  1. Pain relief? Mine was uncomfortable, but didn’t need any pain meds. Sounds like your tech was beyond careless.

  2. IMO you had a horrible technician. It was uncomfortable, for a split second. Other than that, it did not need any type of pain relief.

  3. As a 42 year old female who received her 1st mammogram 4 months ago, I believe it is important that your readers know that although your experience was painless, this is not “always” the case. The x-ray technician that performed my mammogram was extremely rough, rushed, explained nothing, and caused me to experience a significant amount of pain. I sincerely hope that my future, as well as the future of the general public, holds only x-ray technicians as “pretty awesome” as yours.

  4. Jen Driscoll says:

    Lucky you that it did not hurt. Each time I have had mine done, the process of having the breasts flattened enough to get a clear picture hurt so much I nearly clawed my way out of the side of the building while still attached to the machine. This comes from someone who unintentionally gave birth with no pain relief twice and thought natural childbirth, even not by choice, want too bad. And then the tech announced we needed more shots– 20 in all, because I had very dense tissue. Then they made me repeat that experience every six months for two years. My chest hurt for two weeks after each time from the bruising.

    I appreciate that you are attempting to be encouraging and that mammograms are important.
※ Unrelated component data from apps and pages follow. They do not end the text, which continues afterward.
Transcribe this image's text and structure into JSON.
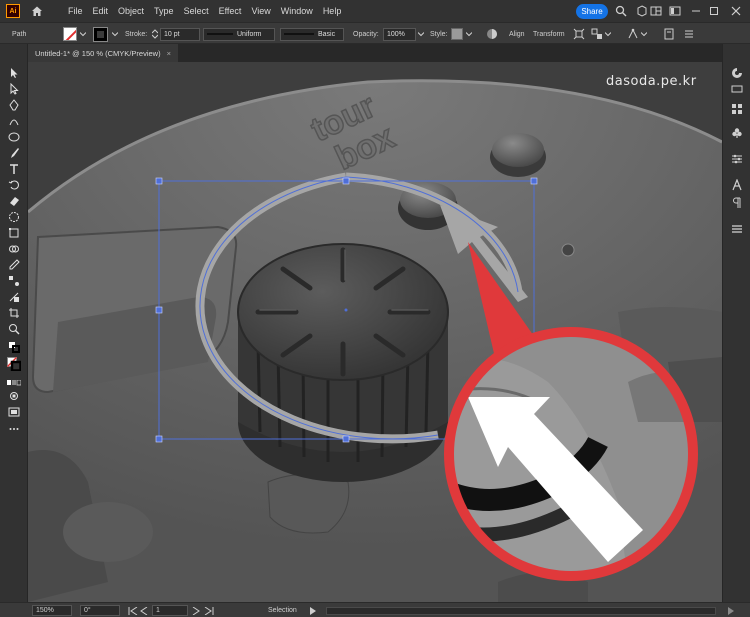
{
  "app": {
    "logo": "Ai"
  },
  "menu": {
    "items": [
      "File",
      "Edit",
      "Object",
      "Type",
      "Select",
      "Effect",
      "View",
      "Window",
      "Help"
    ],
    "share_label": "Share"
  },
  "control_bar": {
    "selection_type": "Path",
    "stroke_label": "Stroke:",
    "stroke_weight": "10 pt",
    "profile_uniform": "Uniform",
    "brush_basic": "Basic",
    "opacity_label": "Opacity:",
    "opacity_value": "100%",
    "style_label": "Style:",
    "align_label": "Align",
    "transform_label": "Transform"
  },
  "document": {
    "tab_title": "Untitled-1* @ 150 % (CMYK/Preview)",
    "close_glyph": "×"
  },
  "canvas": {
    "watermark": "dasoda.pe.kr",
    "device_logo_line1": "tour",
    "device_logo_line2": "box"
  },
  "status_bar": {
    "zoom": "150%",
    "rotation": "0°",
    "artboard": "1",
    "tool_name": "Selection"
  },
  "colors": {
    "accent": "#1473e6",
    "callout_ring": "#e0393b",
    "arrow_gray": "#a6a6a6",
    "selection_blue": "#4f6fd8"
  }
}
They are. But if I had read this first I would have felt lied to big time. Every woman I know considers mammograms to be extremely painful.

  5. Sandra Kerr says:

    After a five year period of not having mammogram my internist scheduled me. HOWEVER the doctor at the facility who was to read it sent a notification they would NOT provide me with a report because it had been too long since last mammo. This came from large hospital in south Florida and my internist said “oh well…” My husband got another doctor at facility to privately review my mammo with us!

  6. Sonja Hill says:

    I would never discourage anyone from getting a mammogram but i wouldn’t want anyone to think they are always painless either – every woman is different. I’ve never had a mammogram that didn’t hurt, but the pain is short lived. Taking ibuprofen or Tylenol prior to a mammogram is recommended.